Likened to a computer, the brain is the passive hardware constantly storing experience, while the mind is the active software, directing our attention and thought. But the mind is not just any software—it’s intelligent software capable of rewiring the hardware, which, if left unchecked, reverts to stored patterns that can prevent us from solving tough and unfamiliar problems creatively, resourcefully, and elegantly. Matthew E. May discusses the seven traps that we frequently fall into when faced with a challenge, and arms us with tactics to combat those challenges.

How to Add an Hour to the Day with Only One Small Change
Guest post by Neil Pasricha

Your brain is capable of infinite possibilities: producing great works of art, building businesses, raising children. Brains made The Starry Night and the Great Wall of China. The Beatles and the Bible. Brains make your life what it is and die when you do. The good news is for no money down, no annual fees, and no monthly interest, you get one free copy of the universe’s most complex and powerful object. It’s yours for life! The only bad news is there is no warranty, it requires daily charging, and even the longest-lasting models in the world last only forty thousand days. (The average model lasts twenty-five thousand days.) Pasricha arms us with a simple tactic to save time each day, and make more time for what really matters.

Podcast Episodes

Simple Strategies for Boosting Happiness with Neil Pasricha

We were excited to welcome Neil Pasricha onto The 21st Century Workplace podcast. Pasricha is the author of the wildly successful Book of Awesome series, and in creating his latest, The Happiness Equation, has inadvertently written his first business book, one he describes as the “IKEA manual for happiness” for both your personal and professional life.

Becoming Pre-Suasive with Robert Cialdini

We were delighted to welcome Dr. Robert Cialdini, the “godfather of influence,” to The 21st Century Workplace, to talk about his new book Pre-Suasion, a Revolutionary way to Influence and Persuade. There is a whole world of influence that takes place before we even open our mouths, that communicators can harness to become more effective. This conversation with Dr. Cialdini will arm you with tactics to become a more influential communicator.

Bubbles of Belief with Dave Gray

We all cruise through at least part of our days on autopilot: we take the same route to work, walk the same way to the grocery store, respond to emails without thinking about them, and make assumptions about the people we interact with. We were joined by Dave Gray, best-selling author of Gamestorming and Liminal Thinking, for a wide-ranging discussion of the deeply (and often unconsciously) held beliefs through which we all view the world. Dave chats about the Bubbles of Belief that frame our habits, and how we can disrupt our habits to create new paths to creative thinking.

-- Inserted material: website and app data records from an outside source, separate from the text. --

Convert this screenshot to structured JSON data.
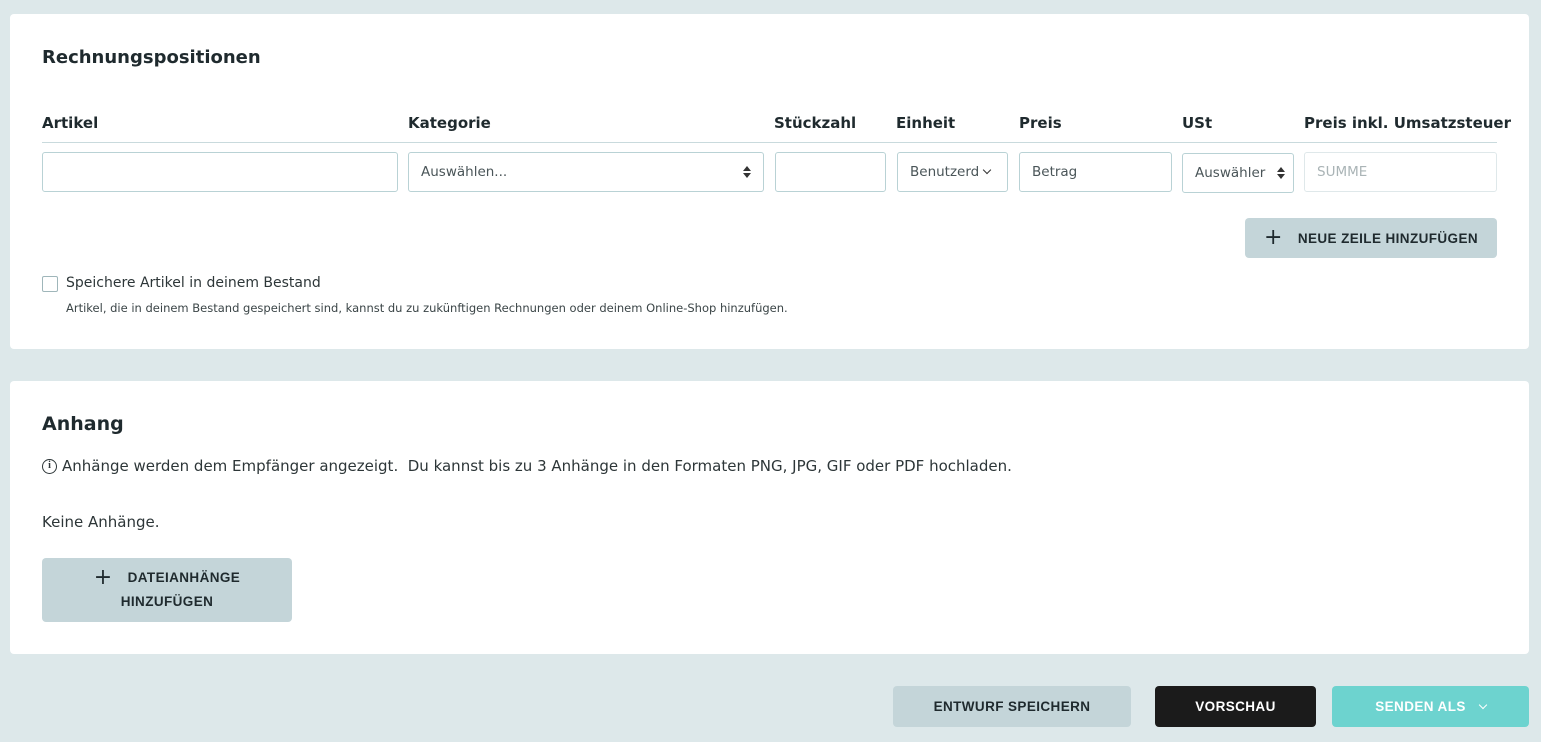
{
  "items_section": {
    "title": "Rechnungspositionen",
    "columns": {
      "artikel": "Artikel",
      "kategorie": "Kategorie",
      "stueckzahl": "Stückzahl",
      "einheit": "Einheit",
      "preis": "Preis",
      "ust": "USt",
      "preis_inkl": "Preis inkl. Umsatzsteuer"
    },
    "row": {
      "artikel_value": "",
      "kategorie_value": "Auswählen...",
      "stueckzahl_value": "",
      "einheit_value": "Benutzerd",
      "preis_placeholder": "Betrag",
      "ust_value": "Auswähler",
      "summe_placeholder": "SUMME"
    },
    "add_row_label": "NEUE ZEILE HINZUFÜGEN",
    "save_checkbox_label": "Speichere Artikel in deinem Bestand",
    "save_checkbox_checked": false,
    "save_hint": "Artikel, die in deinem Bestand gespeichert sind, kannst du zu zukünftigen Rechnungen oder deinem Online-Shop hinzufügen."
  },
  "attachments_section": {
    "title": "Anhang",
    "info_text": "Anhänge werden dem Empfänger angezeigt.  Du kannst bis zu 3 Anhänge in den Formaten PNG, JPG, GIF oder PDF hochladen.",
    "empty_text": "Keine Anhänge.",
    "add_button_line1": "DATEIANHÄNGE",
    "add_button_line2": "HINZUFÜGEN"
  },
  "footer": {
    "draft_label": "ENTWURF SPEICHERN",
    "preview_label": "VORSCHAU",
    "send_label": "SENDEN ALS"
  },
  "colors": {
    "page_background": "#dde8ea",
    "secondary_button": "#c4d5d9",
    "primary_dark": "#1b1b1b",
    "accent_teal": "#6dd3cf"
  }
}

We hope that you will enjoy this round-up of our most visited posts as much as we enjoyed creating them!

The Actionable Team would like to wish you a safe, happy, and healthy holiday season! How are you celebrating?